▸ PROBLEM DESCRIPTION
Print the whole listing, unchanged.

# # #

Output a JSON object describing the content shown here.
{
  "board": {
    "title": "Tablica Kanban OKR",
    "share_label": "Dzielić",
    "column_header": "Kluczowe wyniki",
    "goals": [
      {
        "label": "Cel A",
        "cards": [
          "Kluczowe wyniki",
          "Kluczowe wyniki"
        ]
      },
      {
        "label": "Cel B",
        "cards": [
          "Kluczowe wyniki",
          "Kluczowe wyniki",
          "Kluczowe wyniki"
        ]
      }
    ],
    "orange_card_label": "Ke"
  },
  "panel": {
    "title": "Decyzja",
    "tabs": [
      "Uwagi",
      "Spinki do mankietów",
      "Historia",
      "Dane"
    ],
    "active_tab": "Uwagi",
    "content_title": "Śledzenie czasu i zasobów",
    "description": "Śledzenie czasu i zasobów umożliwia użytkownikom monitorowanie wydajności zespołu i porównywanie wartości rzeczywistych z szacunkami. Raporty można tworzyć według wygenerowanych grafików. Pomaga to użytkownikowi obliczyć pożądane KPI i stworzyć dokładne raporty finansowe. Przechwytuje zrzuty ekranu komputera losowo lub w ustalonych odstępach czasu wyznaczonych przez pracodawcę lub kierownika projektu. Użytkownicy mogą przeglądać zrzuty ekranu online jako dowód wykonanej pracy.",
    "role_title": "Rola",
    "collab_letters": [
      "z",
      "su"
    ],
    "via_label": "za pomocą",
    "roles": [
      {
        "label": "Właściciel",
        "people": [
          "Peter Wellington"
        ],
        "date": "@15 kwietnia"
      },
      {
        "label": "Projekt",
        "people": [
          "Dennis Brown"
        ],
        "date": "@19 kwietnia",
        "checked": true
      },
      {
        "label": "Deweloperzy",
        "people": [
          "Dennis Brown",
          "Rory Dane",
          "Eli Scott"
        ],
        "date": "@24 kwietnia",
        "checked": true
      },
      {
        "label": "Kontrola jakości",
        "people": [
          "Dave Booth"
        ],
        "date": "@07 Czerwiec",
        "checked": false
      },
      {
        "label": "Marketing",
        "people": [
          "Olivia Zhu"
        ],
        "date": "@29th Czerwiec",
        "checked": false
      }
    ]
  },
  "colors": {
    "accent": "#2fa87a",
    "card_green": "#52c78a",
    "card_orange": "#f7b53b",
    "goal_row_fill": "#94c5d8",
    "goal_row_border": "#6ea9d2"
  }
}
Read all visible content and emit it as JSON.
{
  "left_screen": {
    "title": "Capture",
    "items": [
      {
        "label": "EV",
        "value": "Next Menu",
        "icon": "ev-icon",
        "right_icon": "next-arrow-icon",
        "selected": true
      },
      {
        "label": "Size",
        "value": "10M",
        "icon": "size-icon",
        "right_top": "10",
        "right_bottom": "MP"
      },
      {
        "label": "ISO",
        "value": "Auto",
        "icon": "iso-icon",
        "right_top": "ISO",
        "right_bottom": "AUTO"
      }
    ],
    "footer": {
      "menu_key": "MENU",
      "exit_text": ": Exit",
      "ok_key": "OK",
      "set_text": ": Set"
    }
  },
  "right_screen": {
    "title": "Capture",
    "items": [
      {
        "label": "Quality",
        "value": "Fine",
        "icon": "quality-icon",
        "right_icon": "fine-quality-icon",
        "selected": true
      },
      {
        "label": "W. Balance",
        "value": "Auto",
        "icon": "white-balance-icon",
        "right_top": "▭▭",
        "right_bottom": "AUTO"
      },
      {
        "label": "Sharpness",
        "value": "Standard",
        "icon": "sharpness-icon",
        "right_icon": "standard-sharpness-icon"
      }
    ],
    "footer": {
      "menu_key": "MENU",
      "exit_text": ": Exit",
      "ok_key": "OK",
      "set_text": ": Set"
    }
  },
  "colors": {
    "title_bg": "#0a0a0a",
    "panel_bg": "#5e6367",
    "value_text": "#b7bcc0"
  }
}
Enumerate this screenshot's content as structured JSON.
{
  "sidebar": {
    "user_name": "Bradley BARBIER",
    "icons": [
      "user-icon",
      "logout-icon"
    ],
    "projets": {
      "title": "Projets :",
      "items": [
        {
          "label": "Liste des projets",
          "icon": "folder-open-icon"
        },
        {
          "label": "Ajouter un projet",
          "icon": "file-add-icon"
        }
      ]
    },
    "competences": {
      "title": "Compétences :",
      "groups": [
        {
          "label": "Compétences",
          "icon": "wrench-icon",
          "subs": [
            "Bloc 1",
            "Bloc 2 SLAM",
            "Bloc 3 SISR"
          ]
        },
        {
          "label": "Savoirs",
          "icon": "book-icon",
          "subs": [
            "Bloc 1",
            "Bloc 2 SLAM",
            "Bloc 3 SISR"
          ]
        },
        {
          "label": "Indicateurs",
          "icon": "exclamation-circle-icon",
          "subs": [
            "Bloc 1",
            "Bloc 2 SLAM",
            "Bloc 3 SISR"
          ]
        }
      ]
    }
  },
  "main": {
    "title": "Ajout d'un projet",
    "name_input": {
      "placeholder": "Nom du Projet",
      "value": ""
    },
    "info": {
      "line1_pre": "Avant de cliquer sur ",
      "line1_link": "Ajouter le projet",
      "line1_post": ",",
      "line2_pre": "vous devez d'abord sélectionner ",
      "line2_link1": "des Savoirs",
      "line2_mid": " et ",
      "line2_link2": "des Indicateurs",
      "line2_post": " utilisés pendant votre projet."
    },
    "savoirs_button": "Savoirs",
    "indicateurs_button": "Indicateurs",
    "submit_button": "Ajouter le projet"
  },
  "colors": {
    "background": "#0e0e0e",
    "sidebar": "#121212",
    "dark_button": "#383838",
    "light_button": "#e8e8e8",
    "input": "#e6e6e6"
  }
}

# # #

▸ ANSWER BELOW
Output a JSON object describing the content shown here.
{
  "board": {
    "title": "Tablica Kanban OKR",
    "share_label": "Dzielić",
    "column_header": "Kluczowe wyniki",
    "goals": [
      {
        "label": "Cel A",
        "cards": [
          "Kluczowe wyniki",
          "Kluczowe wyniki"
        ]
      },
      {
        "label": "Cel B",
        "cards": [
          "Kluczowe wyniki",
          "Kluczowe wyniki",
          "Kluczowe wyniki"
        ]
      }
    ],
    "orange_card_label": "Ke"
  },
  "panel": {
    "title": "Decyzja",
    "tabs": [
      "Uwagi",
      "Spinki do mankietów",
      "Historia",
      "Dane"
    ],
    "active_tab": "Uwagi",
    "content_title": "Śledzenie czasu i zasobów",
    "description": "Śledzenie czasu i zasobów umożliwia użytkownikom monitorowanie wydajności zespołu i porównywanie wartości rzeczywistych z szacunkami. Raporty można tworzyć według wygenerowanych grafików. Pomaga to użytkownikowi obliczyć pożądane KPI i stworzyć dokładne raporty finansowe. Przechwytuje zrzuty ekranu komputera losowo lub w ustalonych odstępach czasu wyznaczonych przez pracodawcę lub kierownika projektu. Użytkownicy mogą przeglądać zrzuty ekranu online jako dowód wykonanej pracy.",
    "role_title": "Rola",
    "collab_letters": [
      "z",
      "su"
    ],
    "via_label": "za pomocą",
    "roles": [
      {
        "label": "Właściciel",
        "people": [
          "Peter Wellington"
        ],
        "date": "@15 kwietnia"
      },
      {
        "label": "Projekt",
        "people": [
          "Dennis Brown"
        ],
        "date": "@19 kwietnia",
        "checked": true
      },
      {
        "label": "Deweloperzy",
        "people": [
          "Dennis Brown",
          "Rory Dane",
          "Eli Scott"
        ],
        "date": "@24 kwietnia",
        "checked": true
      },
      {
        "label": "Kontrola jakości",
        "people": [
          "Dave Booth"
        ],
        "date": "@07 Czerwiec",
        "checked": false
      },
      {
        "label": "Marketing",
        "people": [
          "Olivia Zhu"
        ],
        "date": "@29th Czerwiec",
        "checked": false
      }
    ]
  },
  "colors": {
    "accent": "#2fa87a",
    "card_green": "#52c78a",
    "card_orange": "#f7b53b",
    "goal_row_fill": "#94c5d8",
    "goal_row_border": "#6ea9d2"
  }
}
Read all visible content and emit it as JSON.
{
  "left_screen": {
    "title": "Capture",
    "items": [
      {
        "label": "EV",
        "value": "Next Menu",
        "icon": "ev-icon",
        "right_icon": "next-arrow-icon",
        "selected": true
      },
      {
        "label": "Size",
        "value": "10M",
        "icon": "size-icon",
        "right_top": "10",
        "right_bottom": "MP"
      },
      {
        "label": "ISO",
        "value": "Auto",
        "icon": "iso-icon",
        "right_top": "ISO",
        "right_bottom": "AUTO"
      }
    ],
    "footer": {
      "menu_key": "MENU",
      "exit_text": ": Exit",
      "ok_key": "OK",
      "set_text": ": Set"
    }
  },
  "right_screen": {
    "title": "Capture",
    "items": [
      {
        "label": "Quality",
        "value": "Fine",
        "icon": "quality-icon",
        "right_icon": "fine-quality-icon",
        "selected": true
      },
      {
        "label": "W. Balance",
        "value": "Auto",
        "icon": "white-balance-icon",
        "right_top": "▭▭",
        "right_bottom": "AUTO"
      },
      {
        "label": "Sharpness",
        "value": "Standard",
        "icon": "sharpness-icon",
        "right_icon": "standard-sharpness-icon"
      }
    ],
    "footer": {
      "menu_key": "MENU",
      "exit_text": ": Exit",
      "ok_key": "OK",
      "set_text": ": Set"
    }
  },
  "colors": {
    "title_bg": "#0a0a0a",
    "panel_bg": "#5e6367",
    "value_text": "#b7bcc0"
  }
}
Enumerate this screenshot's content as structured JSON.
{
  "sidebar": {
    "user_name": "Bradley BARBIER",
    "icons": [
      "user-icon",
      "logout-icon"
    ],
    "projets": {
      "title": "Projets :",
      "items": [
        {
          "label": "Liste des projets",
          "icon": "folder-open-icon"
        },
        {
          "label": "Ajouter un projet",
          "icon": "file-add-icon"
        }
      ]
    },
    "competences": {
      "title": "Compétences :",
      "groups": [
        {
          "label": "Compétences",
          "icon": "wrench-icon",
          "subs": [
            "Bloc 1",
            "Bloc 2 SLAM",
            "Bloc 3 SISR"
          ]
        },
        {
          "label": "Savoirs",
          "icon": "book-icon",
          "subs": [
            "Bloc 1",
            "Bloc 2 SLAM",
            "Bloc 3 SISR"
          ]
        },
        {
          "label": "Indicateurs",
          "icon": "exclamation-circle-icon",
          "subs": [
            "Bloc 1",
            "Bloc 2 SLAM",
            "Bloc 3 SISR"
          ]
        }
      ]
    }
  },
  "main": {
    "title": "Ajout d'un projet",
    "name_input": {
      "placeholder": "Nom du Projet",
      "value": ""
    },
    "info": {
      "line1_pre": "Avant de cliquer sur ",
      "line1_link": "Ajouter le projet",
      "line1_post": ",",
      "line2_pre": "vous devez d'abord sélectionner ",
      "line2_link1": "des Savoirs",
      "line2_mid": " et ",
      "line2_link2": "des Indicateurs",
      "line2_post": " utilisés pendant votre projet."
    },
    "savoirs_button": "Savoirs",
    "indicateurs_button": "Indicateurs",
    "submit_button": "Ajouter le projet"
  },
  "colors": {
    "background": "#0e0e0e",
    "sidebar": "#121212",
    "dark_button": "#383838",
    "light_button": "#e8e8e8",
    "input": "#e6e6e6"
  }
}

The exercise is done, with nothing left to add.